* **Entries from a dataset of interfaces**
..............................

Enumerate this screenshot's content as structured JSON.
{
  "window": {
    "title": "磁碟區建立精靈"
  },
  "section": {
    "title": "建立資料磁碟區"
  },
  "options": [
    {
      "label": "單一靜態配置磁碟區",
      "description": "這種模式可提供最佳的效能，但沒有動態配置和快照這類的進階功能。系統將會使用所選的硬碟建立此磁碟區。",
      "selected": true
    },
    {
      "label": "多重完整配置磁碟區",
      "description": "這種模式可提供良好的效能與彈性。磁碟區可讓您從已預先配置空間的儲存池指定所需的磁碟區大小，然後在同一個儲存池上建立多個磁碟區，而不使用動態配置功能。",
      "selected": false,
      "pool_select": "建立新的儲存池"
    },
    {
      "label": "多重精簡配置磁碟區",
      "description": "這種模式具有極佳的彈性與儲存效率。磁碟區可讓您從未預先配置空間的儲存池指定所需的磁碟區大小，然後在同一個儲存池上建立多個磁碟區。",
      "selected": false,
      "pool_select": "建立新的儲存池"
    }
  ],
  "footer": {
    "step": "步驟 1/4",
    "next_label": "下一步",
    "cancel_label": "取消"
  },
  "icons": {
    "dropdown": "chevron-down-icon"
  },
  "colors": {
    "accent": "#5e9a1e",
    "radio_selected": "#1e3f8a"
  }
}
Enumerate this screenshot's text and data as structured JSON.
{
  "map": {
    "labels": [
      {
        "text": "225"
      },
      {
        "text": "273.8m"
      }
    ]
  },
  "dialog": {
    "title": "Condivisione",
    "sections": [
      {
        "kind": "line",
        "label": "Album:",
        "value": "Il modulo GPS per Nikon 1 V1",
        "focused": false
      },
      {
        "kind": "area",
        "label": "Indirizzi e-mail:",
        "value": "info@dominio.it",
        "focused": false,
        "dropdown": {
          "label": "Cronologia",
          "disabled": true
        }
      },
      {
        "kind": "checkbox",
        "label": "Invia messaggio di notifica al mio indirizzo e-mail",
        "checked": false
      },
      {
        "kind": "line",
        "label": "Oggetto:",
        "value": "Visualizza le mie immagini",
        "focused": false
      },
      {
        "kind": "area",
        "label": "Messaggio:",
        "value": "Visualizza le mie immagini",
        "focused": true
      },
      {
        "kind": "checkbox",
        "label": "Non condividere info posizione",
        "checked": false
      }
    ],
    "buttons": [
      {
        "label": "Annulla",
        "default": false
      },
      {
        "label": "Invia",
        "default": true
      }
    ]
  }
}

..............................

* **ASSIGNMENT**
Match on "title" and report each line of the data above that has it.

* **RESULT BELOW**
    "title": "磁碟區建立精靈"
    "title": "建立資料磁碟區"
    "title": "Condivisione",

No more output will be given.